Some people they have language exchange group. You can find on Facebook.
Okay clear, thanks for clarifying!
One thing you might want to keep in mind is how much toilet paper you’ll need to bring!
Haha why is that?
Currently, Taiwan is experiencing a run on toilet paper… no telling how long it will last - Taiwanese can be a “little” crazy at times. Should be able to find more info via Google. Cheers!
I always heard the fast and bestest way to learn was with a pillow translator.
I hope they have figured it out by September
Bad experiences with that, and you won’t get the scholarship.
I am the tutor.
Someone that speaks the local language and shares your pillow.
I don’t think we’re the ones who needed the explanation.
Just did some research. Isn’t there a very large aboriginal population in Hualien (9,000 people), and does this the ability to learn because less Mandarin is spoken?

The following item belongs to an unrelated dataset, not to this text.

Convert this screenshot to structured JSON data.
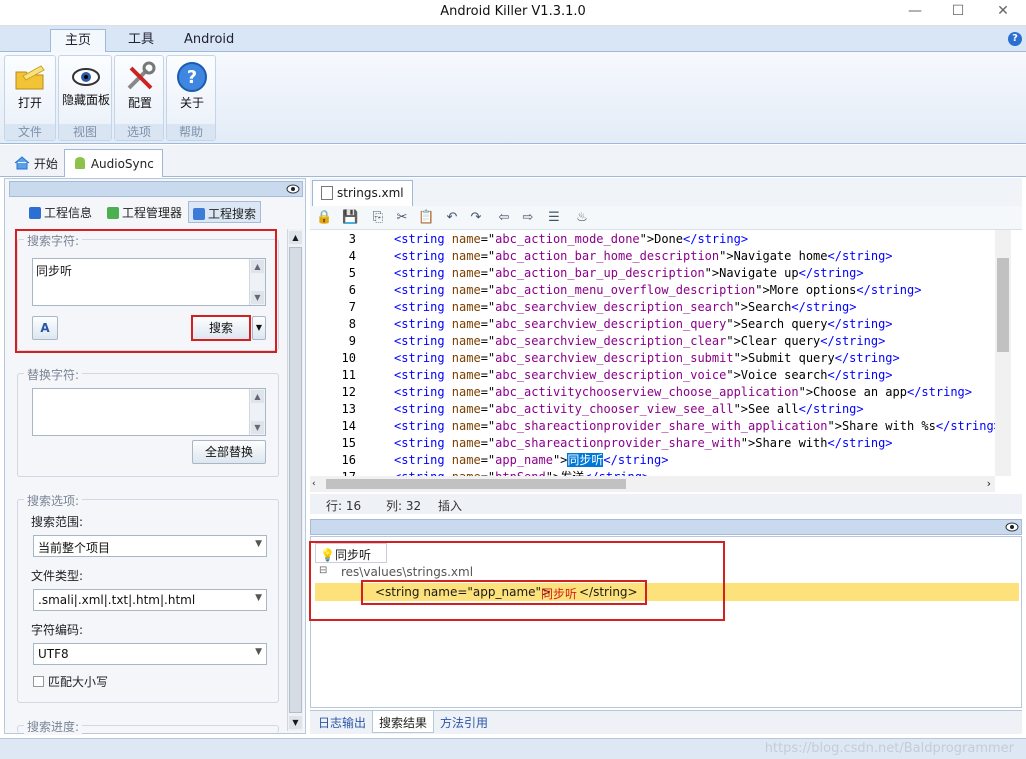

Yup. Better pick another place. Not so much taiwanese or aboriginal language being spoken. How about taoyuan??? Super immersive!
No, they’ll speak Mandarin, just means that you’ll see some cute aboriginal girls and that if you’re lucky, you’ll get to see a tribal head-hunting and maybe even a tribal chief, but that would be the last thing you’d see before…[whooosh!]
1:1 daily instruction with private tutor is good. The tutor makes more and you control the relationship. You can do visa runs to Hong Kong as needed. Additionally, find a gf willing to teach you as soon as possible. If you find one gf that will not, then find another that will. The smartest way to learn is to live in a Chinatown near you and study Chinese while pursuing more practical goals. That way your investment is more in line with expected return on investment. You will never be Chinese, so be careful before you spend 1 year of your precious life trying to join a club that will never accept you as a member. If you leave for Taiwan, then always have money ready, a way to go back home, and a place to land in NL with housing and maybe a job. Going to South Taiwan to find Taiwanese who cannot speak English is neither advised nor necessary. If you travel 3 MRT stops away from NTU, that is far enough, e.g. JingMei, to find locals with no English ability and they have never exchanged 2 words (in any language) with a Westerner.
True, but OP looks set on going to Taiwan, no matter the cost and if money is not a consideration, then definitely on-site immersion is better.
Pieter: do try and get a language exchange going with some local friend. Usually can find one on some bulletin board at whatever university you choose, or maybe from some random person you meet in the beginning. I did that in first few months when I began learning Mandarin and it helped so much, because I was asking all sorts of things about how to “say this, ask that” and writing down the characters, etc. Stuff you sometimes won’t get to learn (right away) in class.
Huh… Crazy toilet paper… that is good one.